5. Tallying centre in Tanzania?
The Mr Odinga-led National Super Alliance has insisted that it will set up its own tallying centre for the elections, with suggestions that it could be in Tanzania.
The Tanzanian government has denied that President Magufuli is interfering in Kenya’s election by supporting Mr Odinga, while also dismissing claims of a tallying centre.
In the debate, Mr Odinga skirted around the issue.
“Our tallying is to compare our results with the results of those of the IEBC. So, why should somebody be worried about a tallying centre even if it is in Germany, US or the moon? Why should it be a security issue? Unless somebody intends to rig!”
Pressed further, he said: “We have a tallying centre in Kenya, in Kenya. And in the cloud!”
6. Odinga and granddaughter
When he walked into the auditorium, Mr Odinga was accompanied by an unlikely person – his granddaughter.
Mr Odinga, who came with his wife Ida, daughter Winnie and son Raila Odinga Jr, chose the heart-warming moment for the young Sophie.
7. Prof Michael Wainaina’s search for “our goat”

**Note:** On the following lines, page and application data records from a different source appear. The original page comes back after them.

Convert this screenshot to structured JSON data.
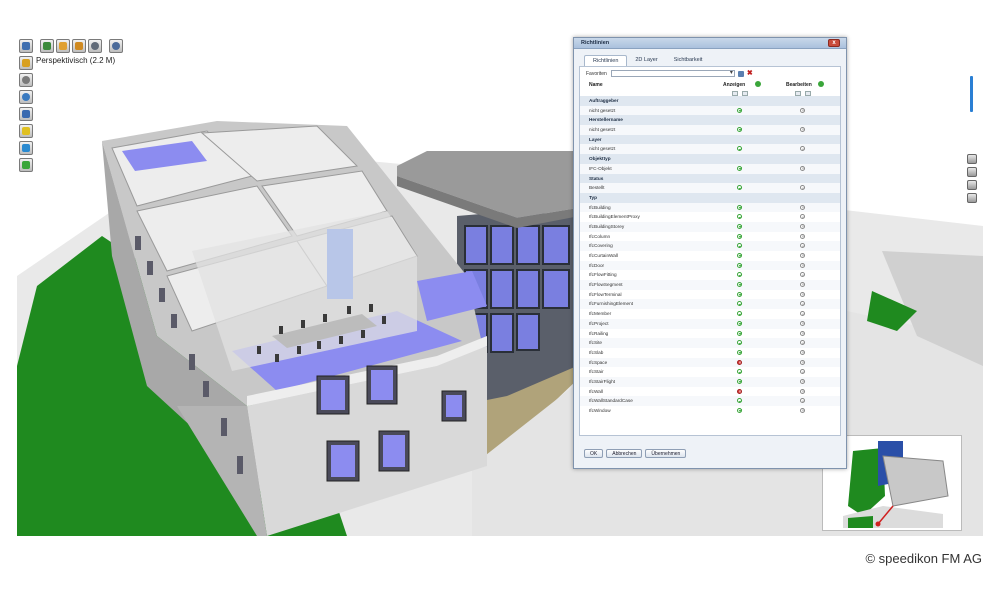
{
  "viewport": {
    "view_label": "Perspektivisch (2.2 M)"
  },
  "toolbar_top": {
    "buttons": [
      {
        "icon": "save-icon",
        "color": "#3f6fb0"
      },
      {
        "icon": "layers-icon",
        "color": "#3a8a3a"
      },
      {
        "icon": "edit-icon",
        "color": "#e0a030"
      },
      {
        "icon": "folder-icon",
        "color": "#d08a20"
      },
      {
        "icon": "search-icon",
        "color": "#606a78"
      },
      {
        "icon": "settings-icon",
        "color": "#4a6a9a"
      }
    ]
  },
  "toolbar_left": {
    "buttons": [
      {
        "icon": "pencil-icon",
        "color": "#d8a020"
      },
      {
        "icon": "rotate-icon",
        "color": "#7a7a7a"
      },
      {
        "icon": "eye-icon",
        "color": "#3a7ac0"
      },
      {
        "icon": "building-icon",
        "color": "#3a6ab0"
      },
      {
        "icon": "note-icon",
        "color": "#e0c020"
      },
      {
        "icon": "floors-icon",
        "color": "#2a8ad0"
      },
      {
        "icon": "stack-icon",
        "color": "#3aa63a"
      }
    ]
  },
  "dialog": {
    "title": "Richtlinien",
    "close_label": "x",
    "tabs": [
      "Richtlinien",
      "2D Layer",
      "Sichtbarkeit"
    ],
    "favorites_label": "Favoriten",
    "columns": {
      "name": "Name",
      "show": "Anzeigen",
      "edit": "Bearbeiten"
    },
    "groups": [
      {
        "title": "Auftraggeber",
        "rows": [
          {
            "label": "nicht gesetzt",
            "show": "on",
            "edit": "off"
          }
        ]
      },
      {
        "title": "Herstellername",
        "rows": [
          {
            "label": "nicht gesetzt",
            "show": "on",
            "edit": "off"
          }
        ]
      },
      {
        "title": "Layer",
        "rows": [
          {
            "label": "nicht gesetzt",
            "show": "on",
            "edit": "off"
          }
        ]
      },
      {
        "title": "Objekttyp",
        "rows": [
          {
            "label": "IFC-Objekt",
            "show": "on",
            "edit": "off"
          }
        ]
      },
      {
        "title": "Status",
        "rows": [
          {
            "label": "Bestellt",
            "show": "on",
            "edit": "off"
          }
        ]
      },
      {
        "title": "Typ",
        "rows": [
          {
            "label": "IfcBuilding",
            "show": "on",
            "edit": "off"
          },
          {
            "label": "IfcBuildingElementProxy",
            "show": "on",
            "edit": "off"
          },
          {
            "label": "IfcBuildingStorey",
            "show": "on",
            "edit": "off"
          },
          {
            "label": "IfcColumn",
            "show": "on",
            "edit": "off"
          },
          {
            "label": "IfcCovering",
            "show": "on",
            "edit": "off"
          },
          {
            "label": "IfcCurtainWall",
            "show": "on",
            "edit": "off"
          },
          {
            "label": "IfcDoor",
            "show": "on",
            "edit": "off"
          },
          {
            "label": "IfcFlowFitting",
            "show": "on",
            "edit": "off"
          },
          {
            "label": "IfcFlowSegment",
            "show": "on",
            "edit": "off"
          },
          {
            "label": "IfcFlowTerminal",
            "show": "on",
            "edit": "off"
          },
          {
            "label": "IfcFurnishingElement",
            "show": "on",
            "edit": "off"
          },
          {
            "label": "IfcMember",
            "show": "on",
            "edit": "off"
          },
          {
            "label": "IfcProject",
            "show": "on",
            "edit": "off"
          },
          {
            "label": "IfcRailing",
            "show": "on",
            "edit": "off"
          },
          {
            "label": "IfcSite",
            "show": "on",
            "edit": "off"
          },
          {
            "label": "IfcSlab",
            "show": "on",
            "edit": "off"
          },
          {
            "label": "IfcSpace",
            "show": "deny",
            "edit": "off"
          },
          {
            "label": "IfcStair",
            "show": "on",
            "edit": "off"
          },
          {
            "label": "IfcStairFlight",
            "show": "on",
            "edit": "off"
          },
          {
            "label": "IfcWall",
            "show": "deny",
            "edit": "off"
          },
          {
            "label": "IfcWallStandardCase",
            "show": "on",
            "edit": "off"
          },
          {
            "label": "IfcWindow",
            "show": "on",
            "edit": "off"
          }
        ]
      }
    ],
    "buttons": {
      "ok": "OK",
      "cancel": "Abbrechen",
      "apply": "Übernehmen"
    }
  },
  "footer": {
    "copyright": "© speedikon FM AG"
  },
  "colors": {
    "grass": "#1f8a1f",
    "floor": "#8c8cf0",
    "wall": "#d6d6d6",
    "accent": "#2a7fd4"
  }
}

The former Kenyatta University lecturer said that corruption should be treated as theft of money, and its first cure should be to reject both Jubilee and Nasa, which he said represented the status quo.
“Fighting corruption with the tribalists in Jubilee and Nasa, it is not gonna happen. My father uses an interesting phrase: Unatafuta mbuzi na wale walikula. Wenye walikula mbuzi yetu, ndio tunatafuta na wao. (We are looking for our goat among the people who ate it),” said Prof Wainaina.
8. Dr Kaluyu to be a Matiang’i on steroids?
Independent candidate Japheth Kavinga Kaluyu – who insisted on being called by his three names – vowed to realign the Kenyan education sector, saying he will borrow from his experience living in the United States.
“When it comes to education, I will do major reforms. You think of (Education Cabinet Secretary Fred) Matiang’i? I will be Matiang’i on steroids!” he said.
Dr Matiang’i, now also acting as Interior CS, has been celebrated for bringing sanity to Kenya’s education sector and restoring the integrity of the national examinations.
9. Was Raila tired in the second part of debate?
After the break, he preferred to sit rather than stand at the lectern.
“They (the organisers) are the ones who asked me to sit. I had been told that I would stand for the first half of the debate and I would sit for the second half.
“Chairs were provided for both candidates. That was meant that you talk when you are standing and the second half you sit down,” Mr Odinga told journalists outside the auditorium after the interview.
10. Did Dr Kaluyu betray his colleagues?
At the debate, Dr Aukot termed as dishonest Dr Kaluyu’s move to have his running mate Muthiora Kariara turn up for the debate, after what he said was a letter signed by the fringe presidential candidates not to turn up for the discussion.
“I have a plan. Muthiora Kariara was coming to say it. He should tell the youth to follow the law,” he argued.